## Task to carry out
What is needed is a copy of each line in the listing below that contains "icon".

## Information given
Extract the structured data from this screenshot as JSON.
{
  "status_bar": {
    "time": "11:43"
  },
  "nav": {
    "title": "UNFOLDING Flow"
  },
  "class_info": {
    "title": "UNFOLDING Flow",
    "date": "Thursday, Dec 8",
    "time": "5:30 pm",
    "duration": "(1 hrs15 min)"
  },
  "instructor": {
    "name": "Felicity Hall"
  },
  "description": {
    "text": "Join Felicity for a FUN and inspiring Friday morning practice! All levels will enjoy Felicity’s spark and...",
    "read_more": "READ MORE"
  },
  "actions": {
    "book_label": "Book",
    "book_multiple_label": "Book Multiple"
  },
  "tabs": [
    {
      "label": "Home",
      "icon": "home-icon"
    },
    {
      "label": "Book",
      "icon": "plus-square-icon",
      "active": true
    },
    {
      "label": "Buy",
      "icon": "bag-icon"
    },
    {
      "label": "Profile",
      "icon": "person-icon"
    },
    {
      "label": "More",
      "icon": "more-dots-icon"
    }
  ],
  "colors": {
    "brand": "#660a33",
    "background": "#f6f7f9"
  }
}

## Result of this task
      "icon": "home-icon"
      "icon": "plus-square-icon",
      "icon": "bag-icon"
      "icon": "person-icon"
      "icon": "more-dots-icon"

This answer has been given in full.